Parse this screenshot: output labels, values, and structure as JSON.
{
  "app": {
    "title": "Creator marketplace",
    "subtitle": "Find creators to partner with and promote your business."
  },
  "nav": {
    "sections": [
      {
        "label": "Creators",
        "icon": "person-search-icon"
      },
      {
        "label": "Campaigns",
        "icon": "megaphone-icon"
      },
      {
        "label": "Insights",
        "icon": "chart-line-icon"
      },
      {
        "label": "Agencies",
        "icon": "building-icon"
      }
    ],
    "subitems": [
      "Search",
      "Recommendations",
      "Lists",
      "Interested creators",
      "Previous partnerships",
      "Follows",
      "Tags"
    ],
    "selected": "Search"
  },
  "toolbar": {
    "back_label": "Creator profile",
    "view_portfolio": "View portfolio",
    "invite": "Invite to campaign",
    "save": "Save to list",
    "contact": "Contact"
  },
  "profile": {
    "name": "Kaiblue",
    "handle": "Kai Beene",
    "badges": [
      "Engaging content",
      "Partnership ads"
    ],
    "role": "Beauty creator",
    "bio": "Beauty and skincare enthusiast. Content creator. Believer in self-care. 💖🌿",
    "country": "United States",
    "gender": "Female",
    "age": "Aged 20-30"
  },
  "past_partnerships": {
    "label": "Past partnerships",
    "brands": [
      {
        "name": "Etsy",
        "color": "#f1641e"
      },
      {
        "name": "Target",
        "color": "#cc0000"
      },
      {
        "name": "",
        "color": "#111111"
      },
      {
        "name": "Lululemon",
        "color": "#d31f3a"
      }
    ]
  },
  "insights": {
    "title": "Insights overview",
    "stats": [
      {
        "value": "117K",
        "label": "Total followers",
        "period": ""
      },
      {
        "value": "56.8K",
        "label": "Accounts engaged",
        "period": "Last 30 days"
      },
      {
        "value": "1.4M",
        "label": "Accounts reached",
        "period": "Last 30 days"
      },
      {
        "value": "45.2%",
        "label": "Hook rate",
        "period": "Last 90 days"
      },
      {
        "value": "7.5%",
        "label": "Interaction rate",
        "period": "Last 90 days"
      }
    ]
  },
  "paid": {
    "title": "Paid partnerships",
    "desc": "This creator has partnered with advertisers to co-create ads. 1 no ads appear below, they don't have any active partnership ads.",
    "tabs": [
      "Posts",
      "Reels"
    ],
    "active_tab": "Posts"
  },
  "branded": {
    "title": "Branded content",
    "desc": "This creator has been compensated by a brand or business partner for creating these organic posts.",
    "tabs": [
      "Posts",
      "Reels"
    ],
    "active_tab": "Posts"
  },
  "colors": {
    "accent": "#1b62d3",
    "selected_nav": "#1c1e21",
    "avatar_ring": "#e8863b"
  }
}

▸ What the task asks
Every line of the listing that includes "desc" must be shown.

▸ Solved problem
    "desc": "This creator has partnered with advertisers to co-create ads. 1 no ads appear below, they don't have any active partnership ads.",
    "desc": "This creator has been compensated by a brand or business partner for creating these organic posts.",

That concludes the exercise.